Post by fightingvipers on Oct 27, 2013 22:29:45 GMT
Yes with the PS1 the early models are prone to failure it seems now only the last ones come up for sale on ebay and seem to be working. The Playstation 1 as a whole was built like crap, ive come across 2 now with dead cd drives. Saturn is a very hardy machine as is the Dreamcast but i still say some need to be safeguarded, id like a few backup machines just in case.
Last Bronx one of Saturns underated fighters, give it some love
Haven't got a dead PS1 yet but luckily the consoles are not in short supply. I have noticed it's hard to get a chipped PS1 that plays every disc. Some games work on some consoles and visa versa it seems, regardless of the age of the console itself. But I will keep picking them up when I can find them cheap.
Something needs to be done for the future as the saturn never sold that well and supplies will run out. Same goes for the game disks an effort needs to be made to preserve the games because some of the exclusive to Saturn will someday be gone for good. No matter how you feel about Saturn and its games it was a milestone in console history, the machine deserves to be saved to make sure in years to come there are working examples. From my own stand point im going to start buying up working saturns and spares to store for the long haul. Just my thoughts

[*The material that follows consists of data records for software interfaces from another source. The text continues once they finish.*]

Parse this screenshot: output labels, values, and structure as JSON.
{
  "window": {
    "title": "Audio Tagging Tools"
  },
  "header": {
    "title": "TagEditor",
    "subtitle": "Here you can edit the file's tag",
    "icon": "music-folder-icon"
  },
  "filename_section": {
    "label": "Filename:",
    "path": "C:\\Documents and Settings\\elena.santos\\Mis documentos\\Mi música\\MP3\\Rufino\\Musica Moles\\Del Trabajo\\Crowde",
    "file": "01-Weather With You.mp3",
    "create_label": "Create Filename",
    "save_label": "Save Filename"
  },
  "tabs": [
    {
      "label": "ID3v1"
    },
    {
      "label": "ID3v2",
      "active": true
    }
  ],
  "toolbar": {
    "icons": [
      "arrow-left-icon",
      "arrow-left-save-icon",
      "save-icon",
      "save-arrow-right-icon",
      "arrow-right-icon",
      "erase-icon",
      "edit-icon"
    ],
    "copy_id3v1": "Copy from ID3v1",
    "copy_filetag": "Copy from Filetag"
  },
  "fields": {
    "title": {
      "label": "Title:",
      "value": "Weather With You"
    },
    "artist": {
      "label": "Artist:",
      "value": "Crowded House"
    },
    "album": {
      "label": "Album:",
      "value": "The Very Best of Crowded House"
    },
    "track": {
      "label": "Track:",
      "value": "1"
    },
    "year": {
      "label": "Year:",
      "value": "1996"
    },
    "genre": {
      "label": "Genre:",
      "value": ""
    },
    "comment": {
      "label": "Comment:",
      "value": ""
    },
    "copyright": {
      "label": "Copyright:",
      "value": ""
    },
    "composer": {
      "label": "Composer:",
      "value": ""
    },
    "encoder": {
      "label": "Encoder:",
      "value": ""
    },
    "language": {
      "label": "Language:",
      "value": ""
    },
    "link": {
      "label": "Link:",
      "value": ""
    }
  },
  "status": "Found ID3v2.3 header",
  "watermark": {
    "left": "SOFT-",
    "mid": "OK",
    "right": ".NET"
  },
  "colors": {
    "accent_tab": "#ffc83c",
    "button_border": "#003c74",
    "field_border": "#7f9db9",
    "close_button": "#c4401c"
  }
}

Couldn't agree more. The same goes for other consoles as wells. I personally have been stocking up on NES, Genesis, Sega CD and Game Gear consoles. I've even been buying up lots of nonworking consoles as well. At 3 to 5 bucks a piece for nonworking consoles, I'm slowing building a HUGE collection of original spare parts.
Anybody try an optima-7 laser pickup? I just bought a used Saturn from a local eBayer and instead of the 6s, I'm thinking of using the 7. Differences look like the metal body of the 6 has been replaced by a plastic body. Design wise, looks like it's been really optimized also. Maybe the weight savings will save on the wear and tear of the laser motor?
There is one orange pot on the laser itself, and two to five on the whole cd unit. Early saturns (va0 and va1) with 20-pin connectors have 5 pots (and one ), later ones have two. Not entirely sure what each one of them does. When I experimented on the early unit cd drive, one of the pots seemed to affect the amount of time the unit spends on trying to read data, while another affected the speed the cd was spinning at. Here's a page with some more details / assumptions: www.mrvfone.com.au/sega/saturn.htm
The pots are not marked at all on the later models though, and I've found no info on those. Perhaps if I read some documentation on cdrom controllers (or a general theory on how they work), I could come up with an educated guess.
... not wanting to be the party pooper here .... but that link doesn't work .... whats the deal ?? I'm having some problems with my unit ...I just swapped the whole assembly .... original exl-p604 .... with new unit exl-p605
that orange pot is in a different position on the new unit than the old one .... im getting the same problem .... reads games as regular CDs .... what to do